Oleon, an oleochemicals company, plays a crucial role in representing the biochemicals sector within the ALIGNED project. In this interview featuring Adrien Karolak, we will explore Oleon’s specific role, with a primary emphasis on their selected case study concerning the production of acid dimers derived from plant-based fatty acids.

What is the role of OLEON in the ALIGNED project?

Oleon is an Oleochemicals company, and we are involved in the ALIGNED project as an industrial partner representing the biochemicals sector. Within this framework, our role is to provide a case study representative of our activities. We have chosen to work on acid dimers produced from plant-based fatty acids. This case study plays an essential role in the development of the ALIGNED project.  Its aim is to provide information that will enable our academic partners to develop their models and tools. Ultimately, this will enable high-quality evaluation studies to be carried out in the bio-based sectors, with industrial relevance and interoperability.
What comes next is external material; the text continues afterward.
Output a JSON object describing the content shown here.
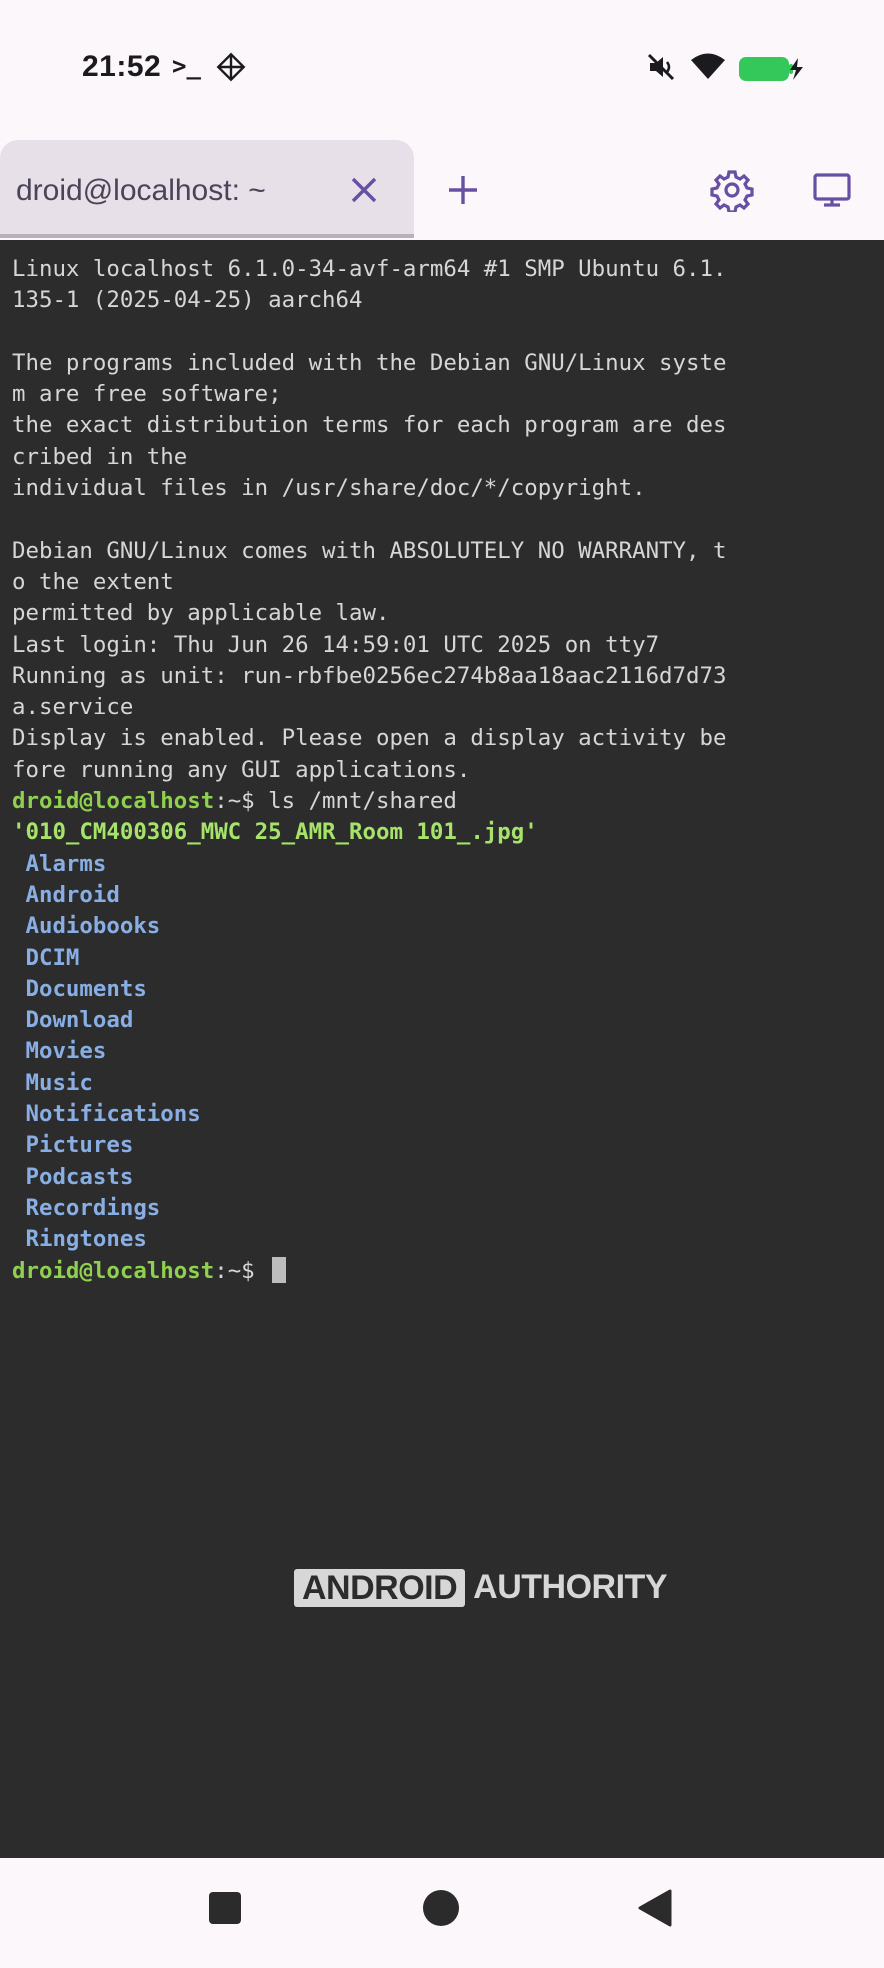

How do you plan to conduct the identification and demonstration of solutions in the chemical sector? What are the main challenges?

The first step is to carry out a Life Cycle Assessment (LCA) of the case study we have chosen to work on. LCA is a very good analysis tool that will allow us to identify the major environmental impacts of our product and its location in its life cycle. Our experience in LCA developed prior to the Aligned project, has already enabled us to identify them. The next step will be to focus on the solutions to be put in place to reduce the environmental impact of this product. To do this, we are fortunate to be surrounded by skilled teams who are contributing their knowledge and expertise to our project. The role of our academic partners is also essential, with BTG and NTNU bringing a fresh outside perspective to our manufacturing and raw materials processes. And they are in a better position to make innovative proposals on the subject. Of course, developing a project of this scale comes with its share of challenges, as its objectives go beyond our usual working framework. For example, we want to carry out a complete environmental assessment of our product, its application, and its end-of-life (cradle to grave). This poses several difficulties, as Oleon is an intermediate player in the value chain. We collect a lot of information on the upstream part of our value chain, but little on the downstream part. So, we can carry out cradle-to-grave LCAs. We supply raw materials to our customers, who then transform them before they reach the end consumer. To carry out a cradle-to-grave LCA, we therefore need to include other stakeholders.  In the bio-based chemicals sector, most of the environmental impact of products is due to the production of raw materials. If we want to effectively increase the sustainability of our products, it is essential that we also work on upstream agriculture. This means including our suppliers and studying the eco-design proposals for their production.